[Material to process]

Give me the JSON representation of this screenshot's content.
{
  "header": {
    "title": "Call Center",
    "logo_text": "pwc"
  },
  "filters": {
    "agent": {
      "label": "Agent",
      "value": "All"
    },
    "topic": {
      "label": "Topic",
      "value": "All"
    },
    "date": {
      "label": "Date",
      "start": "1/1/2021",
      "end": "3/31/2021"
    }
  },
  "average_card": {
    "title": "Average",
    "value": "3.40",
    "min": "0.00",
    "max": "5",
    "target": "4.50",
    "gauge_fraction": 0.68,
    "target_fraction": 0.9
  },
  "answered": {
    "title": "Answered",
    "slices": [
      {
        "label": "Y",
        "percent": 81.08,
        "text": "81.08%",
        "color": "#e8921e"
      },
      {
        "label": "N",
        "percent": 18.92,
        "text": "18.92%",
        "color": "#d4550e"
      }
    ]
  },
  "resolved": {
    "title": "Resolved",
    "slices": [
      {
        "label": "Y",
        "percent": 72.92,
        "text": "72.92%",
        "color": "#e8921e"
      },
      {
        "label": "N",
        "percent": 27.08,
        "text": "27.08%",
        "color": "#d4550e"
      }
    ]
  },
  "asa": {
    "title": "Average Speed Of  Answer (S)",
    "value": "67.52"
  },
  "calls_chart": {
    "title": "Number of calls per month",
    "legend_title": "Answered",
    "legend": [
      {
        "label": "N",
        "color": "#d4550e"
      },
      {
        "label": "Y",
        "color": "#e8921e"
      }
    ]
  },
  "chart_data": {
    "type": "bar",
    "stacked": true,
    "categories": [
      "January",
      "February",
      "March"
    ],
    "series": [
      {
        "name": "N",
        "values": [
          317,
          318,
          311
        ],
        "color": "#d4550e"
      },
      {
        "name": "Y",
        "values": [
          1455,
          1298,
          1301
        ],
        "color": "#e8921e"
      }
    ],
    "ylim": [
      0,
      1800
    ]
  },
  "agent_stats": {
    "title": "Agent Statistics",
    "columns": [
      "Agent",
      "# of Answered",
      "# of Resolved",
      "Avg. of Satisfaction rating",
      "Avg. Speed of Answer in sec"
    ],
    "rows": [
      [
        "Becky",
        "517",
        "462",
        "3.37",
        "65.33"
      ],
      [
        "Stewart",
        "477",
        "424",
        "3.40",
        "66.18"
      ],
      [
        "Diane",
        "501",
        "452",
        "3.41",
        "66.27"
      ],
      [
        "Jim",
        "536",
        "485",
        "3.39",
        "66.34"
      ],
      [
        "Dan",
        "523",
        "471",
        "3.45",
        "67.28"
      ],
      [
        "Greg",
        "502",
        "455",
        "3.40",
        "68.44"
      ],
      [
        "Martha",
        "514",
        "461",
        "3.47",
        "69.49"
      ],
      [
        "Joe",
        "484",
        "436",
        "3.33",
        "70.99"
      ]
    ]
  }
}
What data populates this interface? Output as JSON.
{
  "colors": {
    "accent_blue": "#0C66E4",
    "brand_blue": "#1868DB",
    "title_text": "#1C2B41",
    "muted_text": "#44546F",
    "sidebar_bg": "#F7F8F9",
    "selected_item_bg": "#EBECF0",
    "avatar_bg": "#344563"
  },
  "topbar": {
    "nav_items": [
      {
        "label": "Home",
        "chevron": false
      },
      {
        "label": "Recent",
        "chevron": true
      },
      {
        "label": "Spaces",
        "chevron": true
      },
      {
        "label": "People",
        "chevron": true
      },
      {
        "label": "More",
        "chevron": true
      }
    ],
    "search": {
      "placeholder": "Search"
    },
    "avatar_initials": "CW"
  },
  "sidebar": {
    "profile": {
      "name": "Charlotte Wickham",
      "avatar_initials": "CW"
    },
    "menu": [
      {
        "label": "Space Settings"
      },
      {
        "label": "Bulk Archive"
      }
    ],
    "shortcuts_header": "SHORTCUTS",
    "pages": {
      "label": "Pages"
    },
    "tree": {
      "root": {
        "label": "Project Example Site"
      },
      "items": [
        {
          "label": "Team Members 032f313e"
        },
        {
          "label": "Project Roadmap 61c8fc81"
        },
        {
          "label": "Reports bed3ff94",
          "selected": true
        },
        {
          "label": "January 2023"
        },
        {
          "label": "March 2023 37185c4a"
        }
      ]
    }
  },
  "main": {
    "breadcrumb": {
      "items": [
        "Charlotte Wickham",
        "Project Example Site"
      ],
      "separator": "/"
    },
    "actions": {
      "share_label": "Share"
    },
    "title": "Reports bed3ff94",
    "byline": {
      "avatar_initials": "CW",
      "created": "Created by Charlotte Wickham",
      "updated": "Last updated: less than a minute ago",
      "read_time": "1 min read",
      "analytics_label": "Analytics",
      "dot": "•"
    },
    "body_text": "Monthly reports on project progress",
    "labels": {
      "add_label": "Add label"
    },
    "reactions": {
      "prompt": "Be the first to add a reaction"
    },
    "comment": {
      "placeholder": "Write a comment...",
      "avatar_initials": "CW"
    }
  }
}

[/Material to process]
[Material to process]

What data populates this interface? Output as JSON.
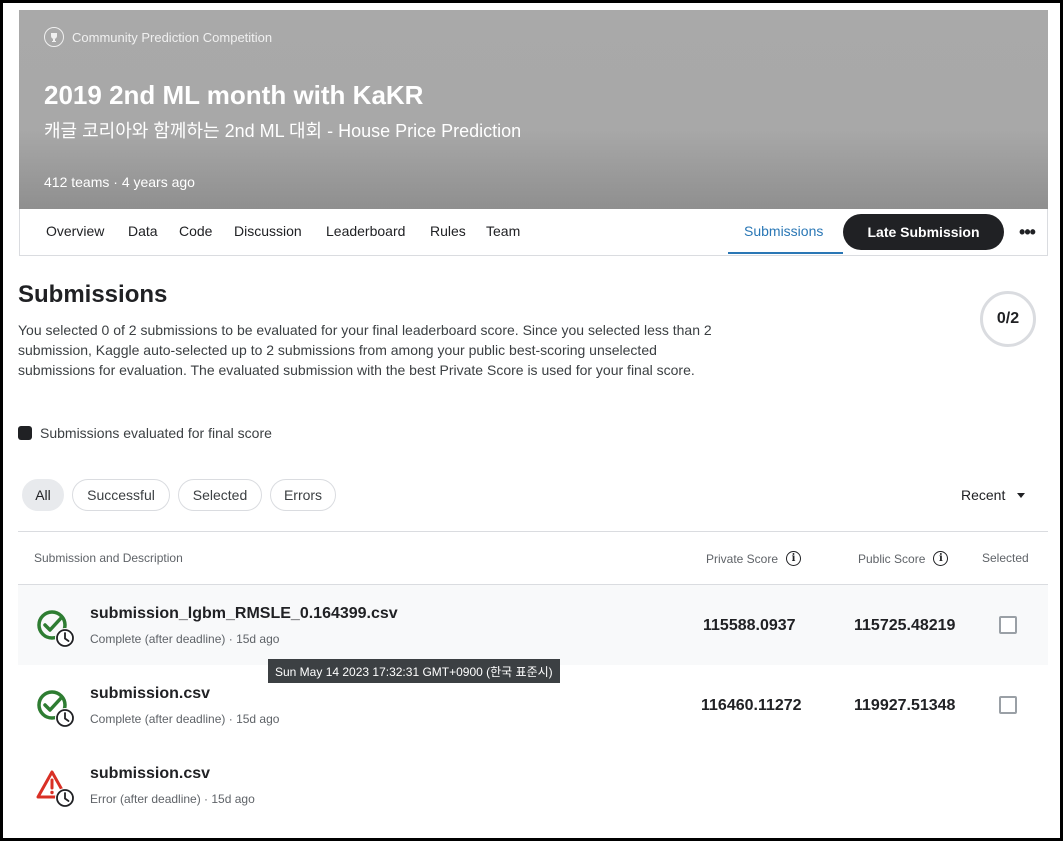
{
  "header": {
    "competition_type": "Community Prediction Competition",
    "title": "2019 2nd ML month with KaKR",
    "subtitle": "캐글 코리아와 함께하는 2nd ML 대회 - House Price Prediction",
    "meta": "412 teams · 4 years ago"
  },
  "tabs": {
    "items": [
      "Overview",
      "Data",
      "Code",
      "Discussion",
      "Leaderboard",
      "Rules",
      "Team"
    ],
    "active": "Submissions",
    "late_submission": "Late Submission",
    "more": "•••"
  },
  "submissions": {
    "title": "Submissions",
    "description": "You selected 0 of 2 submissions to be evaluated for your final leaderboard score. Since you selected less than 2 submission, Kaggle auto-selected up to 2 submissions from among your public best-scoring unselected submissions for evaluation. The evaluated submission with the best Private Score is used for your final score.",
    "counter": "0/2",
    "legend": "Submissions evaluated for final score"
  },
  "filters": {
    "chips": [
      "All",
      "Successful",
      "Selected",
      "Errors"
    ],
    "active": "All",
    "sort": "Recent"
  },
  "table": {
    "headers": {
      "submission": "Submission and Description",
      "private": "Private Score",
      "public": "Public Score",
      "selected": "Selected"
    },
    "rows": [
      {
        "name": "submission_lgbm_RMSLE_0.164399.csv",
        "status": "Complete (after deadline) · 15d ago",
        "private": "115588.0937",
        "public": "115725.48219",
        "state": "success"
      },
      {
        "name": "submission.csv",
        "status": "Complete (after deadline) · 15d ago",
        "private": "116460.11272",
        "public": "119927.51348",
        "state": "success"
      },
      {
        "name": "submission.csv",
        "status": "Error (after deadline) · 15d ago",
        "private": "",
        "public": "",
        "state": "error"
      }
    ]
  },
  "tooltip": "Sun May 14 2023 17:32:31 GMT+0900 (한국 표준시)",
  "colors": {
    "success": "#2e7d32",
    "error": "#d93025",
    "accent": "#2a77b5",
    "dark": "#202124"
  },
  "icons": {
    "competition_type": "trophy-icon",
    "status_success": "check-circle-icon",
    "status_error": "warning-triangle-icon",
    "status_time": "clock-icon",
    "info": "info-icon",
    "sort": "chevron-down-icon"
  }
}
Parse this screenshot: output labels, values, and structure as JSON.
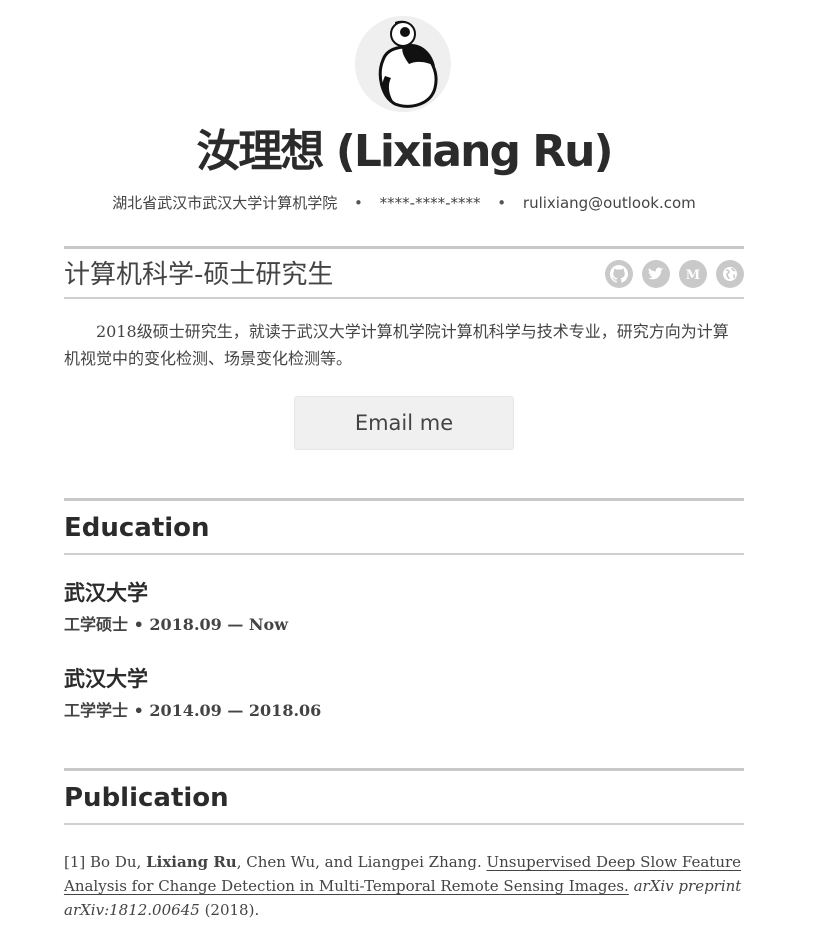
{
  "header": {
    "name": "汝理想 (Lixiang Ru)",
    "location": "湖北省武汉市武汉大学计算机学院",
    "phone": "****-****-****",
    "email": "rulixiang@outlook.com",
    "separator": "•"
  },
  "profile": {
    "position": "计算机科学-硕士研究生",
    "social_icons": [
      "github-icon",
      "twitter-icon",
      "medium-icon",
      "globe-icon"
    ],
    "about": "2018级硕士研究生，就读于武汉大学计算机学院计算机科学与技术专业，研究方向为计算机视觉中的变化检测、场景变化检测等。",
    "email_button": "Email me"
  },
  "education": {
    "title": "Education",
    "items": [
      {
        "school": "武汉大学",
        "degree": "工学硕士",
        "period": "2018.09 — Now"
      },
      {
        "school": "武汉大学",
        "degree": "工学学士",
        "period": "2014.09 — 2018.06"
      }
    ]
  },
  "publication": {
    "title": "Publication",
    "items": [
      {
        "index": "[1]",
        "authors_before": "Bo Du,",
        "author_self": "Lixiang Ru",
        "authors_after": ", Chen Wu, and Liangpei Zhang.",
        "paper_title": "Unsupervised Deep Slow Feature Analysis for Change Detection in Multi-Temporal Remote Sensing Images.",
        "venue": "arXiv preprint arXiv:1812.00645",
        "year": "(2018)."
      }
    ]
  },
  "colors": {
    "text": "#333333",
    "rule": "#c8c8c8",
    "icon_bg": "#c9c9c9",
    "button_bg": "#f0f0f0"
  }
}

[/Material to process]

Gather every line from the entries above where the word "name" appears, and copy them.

        "name": "N",
        "name": "Y",
      "name": "Charlotte Wickham",
        "name": "submission_lgbm_RMSLE_0.164399.csv",
        "name": "submission.csv",
        "name": "submission.csv",
    "name": "汝理想 (Lixiang Ru)",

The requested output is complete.